Where a line contains the word "Plane", copy that line from the records below.
Top of EXTRACTED MATERIAL
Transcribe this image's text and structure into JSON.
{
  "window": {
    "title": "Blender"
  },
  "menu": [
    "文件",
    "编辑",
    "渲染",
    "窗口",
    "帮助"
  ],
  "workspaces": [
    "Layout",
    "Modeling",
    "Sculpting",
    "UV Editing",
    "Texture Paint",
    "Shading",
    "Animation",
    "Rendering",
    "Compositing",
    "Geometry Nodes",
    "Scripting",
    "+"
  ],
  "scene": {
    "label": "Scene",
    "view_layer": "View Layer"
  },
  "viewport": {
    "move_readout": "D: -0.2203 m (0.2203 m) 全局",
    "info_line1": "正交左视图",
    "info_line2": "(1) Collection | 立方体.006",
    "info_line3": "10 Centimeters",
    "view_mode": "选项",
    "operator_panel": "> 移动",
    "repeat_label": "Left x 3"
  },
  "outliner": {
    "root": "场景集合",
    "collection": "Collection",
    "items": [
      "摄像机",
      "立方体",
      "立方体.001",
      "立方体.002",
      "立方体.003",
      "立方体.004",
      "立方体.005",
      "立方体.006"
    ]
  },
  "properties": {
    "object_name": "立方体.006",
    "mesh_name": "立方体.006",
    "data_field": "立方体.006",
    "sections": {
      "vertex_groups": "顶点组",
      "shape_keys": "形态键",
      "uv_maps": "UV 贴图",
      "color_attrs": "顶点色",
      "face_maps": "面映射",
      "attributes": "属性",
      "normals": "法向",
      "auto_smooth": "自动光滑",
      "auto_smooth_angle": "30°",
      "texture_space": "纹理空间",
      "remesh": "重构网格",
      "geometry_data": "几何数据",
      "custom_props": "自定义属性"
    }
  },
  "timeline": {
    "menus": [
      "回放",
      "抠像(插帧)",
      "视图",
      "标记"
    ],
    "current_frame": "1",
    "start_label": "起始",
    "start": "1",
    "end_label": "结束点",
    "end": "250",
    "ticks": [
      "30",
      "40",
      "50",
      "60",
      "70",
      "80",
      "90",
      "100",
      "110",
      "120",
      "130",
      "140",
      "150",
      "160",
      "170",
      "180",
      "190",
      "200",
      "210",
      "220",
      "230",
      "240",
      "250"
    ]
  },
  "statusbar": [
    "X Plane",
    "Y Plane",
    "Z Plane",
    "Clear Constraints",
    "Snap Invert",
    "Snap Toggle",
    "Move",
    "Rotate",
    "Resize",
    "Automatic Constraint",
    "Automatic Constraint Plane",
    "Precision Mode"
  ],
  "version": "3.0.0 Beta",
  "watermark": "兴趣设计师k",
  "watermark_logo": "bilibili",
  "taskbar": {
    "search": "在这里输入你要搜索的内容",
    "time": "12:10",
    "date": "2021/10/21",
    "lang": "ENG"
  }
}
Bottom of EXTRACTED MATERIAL
ANSWER TO THE EXERCISE:
    "X Plane",
    "Y Plane",
    "Z Plane",
    "Automatic Constraint Plane",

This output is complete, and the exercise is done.